Turnbull eyes private spectrum market

Australian Communications Minister Malcolm Turnbull has said he is open to the notion of handing off spectrum sales from ACMA to the private market.

Communications Minister Malcolm Turnbull has indicated he is open to the possibility of responsibility for management of spectrum allocation in Australia being taken from the Australian Communications and Media Authority (ACMA) and handed to the private sector.

Government management of spectrum allocation in Australia came under criticism last year when the reserve price set for digital dividend spectrum in the 700MHz spectrum band resulted in Telstra and Optus being the only bidders, and 30MHz of the spectrum band being left over unused.

In response to ACMA's research report released on Thursday that found mobile broadband in Australia added AU$33.8 billion in economic activity in 2013, Turnbull said in a blog post that he supported the report's findings and indicated the government should assess alternate ways of allocating spectrum.

"If there are competing claims on a public asset (such as spectrum licenses), then rigorous analysis of the costs and benefits of the different outcomes should be conducted, to ensure benefit to the whole economy is maximised," he said.

In addition to assessing whether spectrum should be set aside for emergency services, as the emergency services organisations have longed lobbied for, or whether this should be handled by the private sector, Turnbull said the government should assess whether spectrum allocation should be traded in a private market.

"I am eager to explore these ideas and others relating to the management of our spectrum to ensure that we are operating an efficient spectrum management regime and deriving maximum economic and social benefit from our limited spectrum resources," Turnbull said.

"Most mobile operators tend to argue for less government intrusion. Telstra's Covec report, for instance, found consumers benefit from the high intensity of competition in the Australian mobile market, the long-standing light-touch approach to regulation, and strong investment in new mobile technologies.

"The report points out that mobile communication has delivered significant benefit to the economy — and this will only grow with the rapid rollout and adoption of 4G, the fastest and latest variant of wireless connectivity."
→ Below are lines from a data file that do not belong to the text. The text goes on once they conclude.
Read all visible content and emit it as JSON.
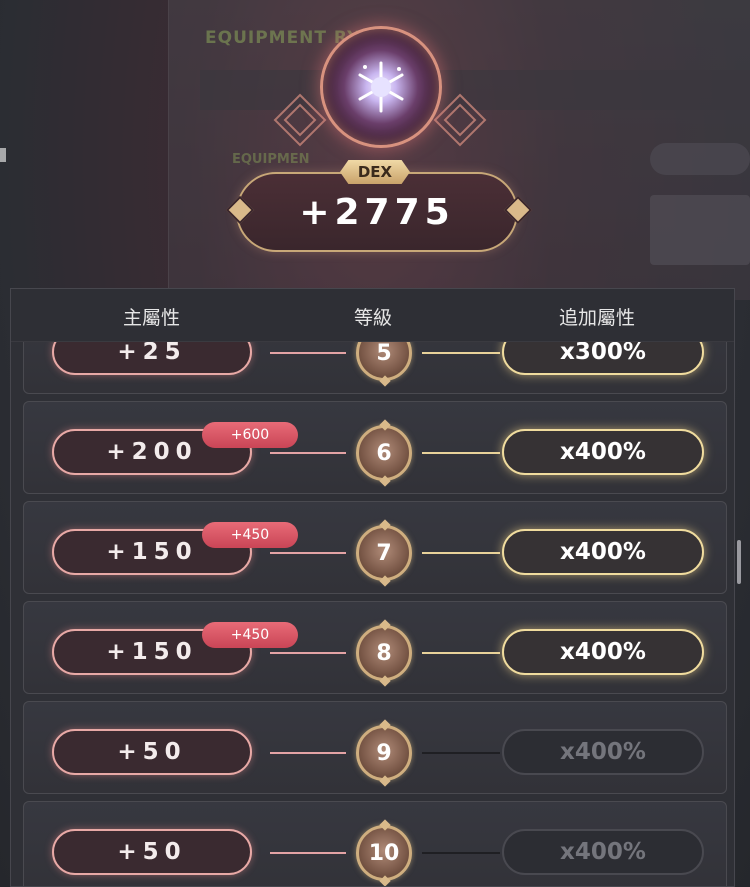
{
  "background": {
    "window_title": "EQUIPMENT     RY",
    "sub_label": "EQUIPMEN"
  },
  "header": {
    "stat_name": "DEX",
    "stat_value": "+2775",
    "icon": "snowflake-gem-icon"
  },
  "table": {
    "col_main": "主屬性",
    "col_level": "等級",
    "col_bonus": "追加屬性",
    "rows": [
      {
        "main": "+25",
        "bonus_badge": "",
        "level": "5",
        "multiplier": "x300%",
        "active": true
      },
      {
        "main": "+200",
        "bonus_badge": "+600",
        "level": "6",
        "multiplier": "x400%",
        "active": true
      },
      {
        "main": "+150",
        "bonus_badge": "+450",
        "level": "7",
        "multiplier": "x400%",
        "active": true
      },
      {
        "main": "+150",
        "bonus_badge": "+450",
        "level": "8",
        "multiplier": "x400%",
        "active": true
      },
      {
        "main": "+50",
        "bonus_badge": "",
        "level": "9",
        "multiplier": "x400%",
        "active": false
      },
      {
        "main": "+50",
        "bonus_badge": "",
        "level": "10",
        "multiplier": "x400%",
        "active": false
      }
    ]
  },
  "colors": {
    "accent_pink": "#e8a9a6",
    "accent_gold": "#f0dc9e",
    "badge": "#e86b77"
  }
}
The ACMA in its report last week defended its handling of spectrum management.

"In its spectrum management role, the ACMA is constantly seeking to strike a balance between the economic value of the spectrum, the interests of incumbents and their sunk investments, and the pressures of finding practical solutions for other competing and emerging interests," ACMA chairman Chris Chapman said.